Back on the bike, we make good time and locate our friends property outside of Darwin. Family members and some close friends are at the house and we are shown to our room – we are truly honored as we are staying at their home until after the wedding.
What a wonderful time we had! We truly were welcomed into the family and made to feel like we had always belonged. The wedding was really nice, outdoors in the garden with a huge tent set up for the dinner, dancing and “grog”. Many invited guests and family members were sleeping over – outdoors in sleeping bags (swag) thrown on the ground! I cannot tell you how very happy I was to be sleeping indoors! There must be all manner of snakes and bugs around!
The day after the wedding we have been invited to join another couple to go for a boat ride on the Adelaide River and see the jumping croc’s. There are only a few of us on this boat and as you can see the river is very muddy looking. How on earth are we ever going to see crocodiles?

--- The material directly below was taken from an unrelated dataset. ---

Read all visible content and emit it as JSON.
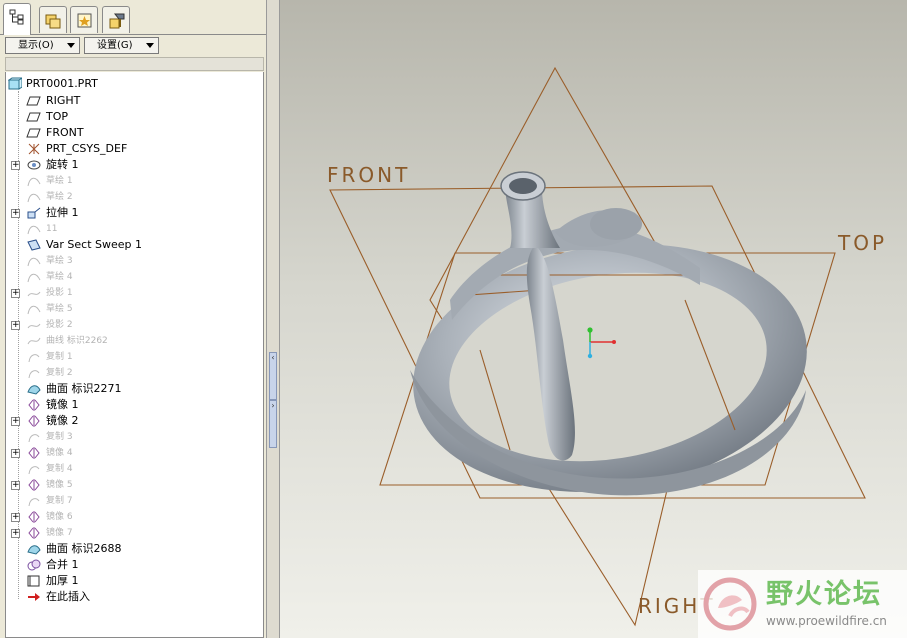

This is how we got to see them! One of the crew dangled a piece of meat tied to a rope over the water and within seconds a crocodile literally blasted out of the water to get the meat. How they could see this from the murky depths I do not know. I decided that I would not stand so close to the edge of the boat once I’d seen how lightning fast these animals could move! And….they are huge!
Returning back to our friends house later in the afternoon, we pack up our belongings and are off into town to stay at the apartment we’ve been given use of for a week. After all, a bride and groom need some time alone and we would be seeing them again prior to leaving Darwin.
We decided to eat breakfast in the apartment and because we planned to do some tours, lunch and dinner would be in a restaurant or on the road or through a tour. When you are travelling on a motorcycle, you do not have much room to put groceries!
Here is a photo taken as the sun was setting of the same view as that above. When the sun goes down in the tropics, it seems like one minute it is light, the next it is dark! It is very hot and humid, and we are very glad to have air conditioning in the apartment!
Alas, our time in this beautiful place has come to an end and we must begin our journey southward. It is a teary goodbye but our friends promise to visit us the next year! We have made reservations at Daly Waters for the first night, then Tennant Creek and on to Alice Springs where we will spend 4 nights at the Alice Springs resort. Two tour adventures there have been recommended – one to the Ross River Homestead and another to Hermannsburg and on to the Finke River and Palm Valley where rare cycads grow. Once we leave Alice Springs we want to go to Ayers Rock (Now known as Uluru) and also The Olgas, (Kata Juta). We will travel there and book a caravan overnight before heading southward once again.